16 Sep 2013

Suzuki café racer, aka number 16, aka "Silver Bullet"

I have always admired the massive, sculptural quality of the oil-cooled Suzuki engines, whether in their 750, 1100 or other formats. I acquired this bike in June 2013 from the modified and collector Suzuki GSX specialist in the Paris area, KMP (http://www.kmp.fr). 
This KMP Suzuki GSXR thus became the 16th machine I have owned at various points in time, hence the number 16 in the title.

It has since returned to KMP for some minor modifications, including carburetors and a different rev-counter/speedometer, which is now sheltered behind a small headlamp cowling that probably still needs a small cut-out to be made to improve visibility of the dial when riding as I am sat a bit further forward when ensconced in the machine than this photo shows. Anyway, progress being made in this project that started when I saw a picture of this machine in a slightly different state in the excellent French magazine Café Racer.

So I gave this silver bullet a spin yesterday and am beginning to like it. It feels business-like, solid and chunky. It looks good for sure, makes all the right noises (quite a lot of noise actually and I will need earplugs for longer trips for sure), but it will take a while for me to adjust to the crouched riding position, the energy required to lean it over when cornering (even with the right pressure in the tyres it takes quite an effort to make it turn) and the very full but linear delivery of the engine, which has a 1340cc capacity, Yoshimura cams, and just seems to go and go without any gap in the power-band. I am not used to four-cylinder bikes and keep finding myself searching for an inexistent 6th gear as the pitch of the engine rises!

So here are the full specs:

The basis is a 1990 GSX-R (frame and engine)
Front fork is from a more recent GSX-R (I think)
Engine, initially of 1100cc capacity, is now of 1340cc and has Yoshimura cams fitted
Carbs are from a Suzuki Bandit 1200
Wheels and discs are from a Ducati 1000
Rear brake is Brembo
Front brakes use Ducati discs, Billet calipers and a Nissin master-cylinder

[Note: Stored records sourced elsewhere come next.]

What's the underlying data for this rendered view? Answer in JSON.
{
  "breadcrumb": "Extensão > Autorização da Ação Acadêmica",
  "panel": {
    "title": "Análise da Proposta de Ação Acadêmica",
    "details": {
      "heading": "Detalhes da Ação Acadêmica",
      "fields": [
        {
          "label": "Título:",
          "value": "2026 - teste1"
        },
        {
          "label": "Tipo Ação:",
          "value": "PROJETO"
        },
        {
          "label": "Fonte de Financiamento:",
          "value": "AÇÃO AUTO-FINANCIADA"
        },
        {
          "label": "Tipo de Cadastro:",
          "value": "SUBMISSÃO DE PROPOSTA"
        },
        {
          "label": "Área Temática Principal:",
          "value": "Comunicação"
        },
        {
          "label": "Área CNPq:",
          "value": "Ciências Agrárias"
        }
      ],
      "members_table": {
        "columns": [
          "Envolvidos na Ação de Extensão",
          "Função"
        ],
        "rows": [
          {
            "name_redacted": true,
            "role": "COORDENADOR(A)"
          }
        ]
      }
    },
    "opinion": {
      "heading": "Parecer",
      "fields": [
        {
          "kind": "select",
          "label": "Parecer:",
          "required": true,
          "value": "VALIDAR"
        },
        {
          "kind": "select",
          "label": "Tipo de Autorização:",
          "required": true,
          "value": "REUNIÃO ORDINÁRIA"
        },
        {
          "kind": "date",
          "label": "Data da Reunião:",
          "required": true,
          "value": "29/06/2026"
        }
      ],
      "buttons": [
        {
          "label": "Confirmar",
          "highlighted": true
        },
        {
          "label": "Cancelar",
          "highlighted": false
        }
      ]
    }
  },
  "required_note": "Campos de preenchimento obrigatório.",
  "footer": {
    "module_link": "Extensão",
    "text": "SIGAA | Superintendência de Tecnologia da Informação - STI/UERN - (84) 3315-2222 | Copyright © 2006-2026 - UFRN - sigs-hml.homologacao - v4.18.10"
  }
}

Tyes are Metzeler
The swinging arm is a reinforced piece from Formula and the rear shock is by Fournalès
Crank-case covers are Vance and Hines
The aluminium exhaust and twin silencers are from Hindle
The all-in-one rev-counter, speedo, trip and indicators is from MotoGadget
Plastic bits are mostly produced by KMP, as are the small cylinders on the bars for clutch and front brake, and the rear-sets.
The fibre-glass tank has a transparent slot in it to show fuel level 
The seat can be converted to take a passenger but there are no passenger foot-pegs as yet and may not ever be! I have an alternative single seat as well.
The rear-view mirrors, wherever they come from, are not too great and are hard to adjust.

That's about it. Good to be back on this blog of mine and please forgive me for a long absence. The call of summer was too strong. More about that soon folks!